◆ Your instructions
Take the entries below and reproduce them word for word.

[Data records for software interfaces]

-- Opening Marker --

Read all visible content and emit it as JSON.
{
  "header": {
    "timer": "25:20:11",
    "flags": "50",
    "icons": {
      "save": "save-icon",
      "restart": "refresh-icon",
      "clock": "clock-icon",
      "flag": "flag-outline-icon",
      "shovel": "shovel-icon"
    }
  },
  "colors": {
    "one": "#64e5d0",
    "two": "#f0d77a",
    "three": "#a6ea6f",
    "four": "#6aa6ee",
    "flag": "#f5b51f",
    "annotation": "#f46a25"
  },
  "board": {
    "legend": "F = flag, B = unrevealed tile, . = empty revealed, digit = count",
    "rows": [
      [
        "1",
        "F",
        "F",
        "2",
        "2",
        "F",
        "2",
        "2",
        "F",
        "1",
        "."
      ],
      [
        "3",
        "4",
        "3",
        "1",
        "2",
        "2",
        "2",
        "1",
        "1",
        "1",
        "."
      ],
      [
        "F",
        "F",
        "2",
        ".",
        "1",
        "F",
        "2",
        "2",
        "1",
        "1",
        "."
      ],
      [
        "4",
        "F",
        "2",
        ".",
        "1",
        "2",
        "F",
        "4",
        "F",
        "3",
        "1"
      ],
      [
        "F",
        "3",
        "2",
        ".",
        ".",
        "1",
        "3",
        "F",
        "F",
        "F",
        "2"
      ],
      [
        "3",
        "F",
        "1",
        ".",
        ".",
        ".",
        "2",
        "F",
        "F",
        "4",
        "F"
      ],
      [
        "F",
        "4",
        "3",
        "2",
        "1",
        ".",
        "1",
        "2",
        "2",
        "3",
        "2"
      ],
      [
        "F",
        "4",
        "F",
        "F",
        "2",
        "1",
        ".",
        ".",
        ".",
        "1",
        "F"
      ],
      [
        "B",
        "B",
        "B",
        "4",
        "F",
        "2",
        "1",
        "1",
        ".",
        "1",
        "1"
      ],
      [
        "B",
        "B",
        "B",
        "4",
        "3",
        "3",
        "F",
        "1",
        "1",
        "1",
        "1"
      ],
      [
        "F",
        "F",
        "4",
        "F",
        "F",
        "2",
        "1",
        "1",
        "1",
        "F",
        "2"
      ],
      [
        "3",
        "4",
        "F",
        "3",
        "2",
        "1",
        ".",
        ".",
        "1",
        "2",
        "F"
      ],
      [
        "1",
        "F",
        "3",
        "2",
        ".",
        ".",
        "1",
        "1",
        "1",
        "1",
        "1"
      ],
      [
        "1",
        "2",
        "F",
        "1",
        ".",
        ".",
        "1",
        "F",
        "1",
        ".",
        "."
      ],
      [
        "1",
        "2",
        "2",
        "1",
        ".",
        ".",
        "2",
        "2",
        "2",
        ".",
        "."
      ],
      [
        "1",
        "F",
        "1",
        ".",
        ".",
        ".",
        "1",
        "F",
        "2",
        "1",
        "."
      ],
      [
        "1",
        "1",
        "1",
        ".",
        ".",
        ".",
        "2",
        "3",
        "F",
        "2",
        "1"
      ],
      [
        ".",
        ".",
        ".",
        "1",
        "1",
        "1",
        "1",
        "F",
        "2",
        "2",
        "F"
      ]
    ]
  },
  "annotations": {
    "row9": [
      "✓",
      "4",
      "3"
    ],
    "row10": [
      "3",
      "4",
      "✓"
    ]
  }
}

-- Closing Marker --

◆ Your response
Read all visible content and emit it as JSON.
{
  "header": {
    "timer": "25:20:11",
    "flags": "50",
    "icons": {
      "save": "save-icon",
      "restart": "refresh-icon",
      "clock": "clock-icon",
      "flag": "flag-outline-icon",
      "shovel": "shovel-icon"
    }
  },
  "colors": {
    "one": "#64e5d0",
    "two": "#f0d77a",
    "three": "#a6ea6f",
    "four": "#6aa6ee",
    "flag": "#f5b51f",
    "annotation": "#f46a25"
  },
  "board": {
    "legend": "F = flag, B = unrevealed tile, . = empty revealed, digit = count",
    "rows": [
      [
        "1",
        "F",
        "F",
        "2",
        "2",
        "F",
        "2",
        "2",
        "F",
        "1",
        "."
      ],
      [
        "3",
        "4",
        "3",
        "1",
        "2",
        "2",
        "2",
        "1",
        "1",
        "1",
        "."
      ],
      [
        "F",
        "F",
        "2",
        ".",
        "1",
        "F",
        "2",
        "2",
        "1",
        "1",
        "."
      ],
      [
        "4",
        "F",
        "2",
        ".",
        "1",
        "2",
        "F",
        "4",
        "F",
        "3",
        "1"
      ],
      [
        "F",
        "3",
        "2",
        ".",
        ".",
        "1",
        "3",
        "F",
        "F",
        "F",
        "2"
      ],
      [
        "3",
        "F",
        "1",
        ".",
        ".",
        ".",
        "2",
        "F",
        "F",
        "4",
        "F"
      ],
      [
        "F",
        "4",
        "3",
        "2",
        "1",
        ".",
        "1",
        "2",
        "2",
        "3",
        "2"
      ],
      [
        "F",
        "4",
        "F",
        "F",
        "2",
        "1",
        ".",
        ".",
        ".",
        "1",
        "F"
      ],
      [
        "B",
        "B",
        "B",
        "4",
        "F",
        "2",
        "1",
        "1",
        ".",
        "1",
        "1"
      ],
      [
        "B",
        "B",
        "B",
        "4",
        "3",
        "3",
        "F",
        "1",
        "1",
        "1",
        "1"
      ],
      [
        "F",
        "F",
        "4",
        "F",
        "F",
        "2",
        "1",
        "1",
        "1",
        "F",
        "2"
      ],
      [
        "3",
        "4",
        "F",
        "3",
        "2",
        "1",
        ".",
        ".",
        "1",
        "2",
        "F"
      ],
      [
        "1",
        "F",
        "3",
        "2",
        ".",
        ".",
        "1",
        "1",
        "1",
        "1",
        "1"
      ],
      [
        "1",
        "2",
        "F",
        "1",
        ".",
        ".",
        "1",
        "F",
        "1",
        ".",
        "."
      ],
      [
        "1",
        "2",
        "2",
        "1",
        ".",
        ".",
        "2",
        "2",
        "2",
        ".",
        "."
      ],
      [
        "1",
        "F",
        "1",
        ".",
        ".",
        ".",
        "1",
        "F",
        "2",
        "1",
        "."
      ],
      [
        "1",
        "1",
        "1",
        ".",
        ".",
        ".",
        "2",
        "3",
        "F",
        "2",
        "1"
      ],
      [
        ".",
        ".",
        ".",
        "1",
        "1",
        "1",
        "1",
        "F",
        "2",
        "2",
        "F"
      ]
    ]
  },
  "annotations": {
    "row9": [
      "✓",
      "4",
      "3"
    ],
    "row10": [
      "3",
      "4",
      "✓"
    ]
  }
}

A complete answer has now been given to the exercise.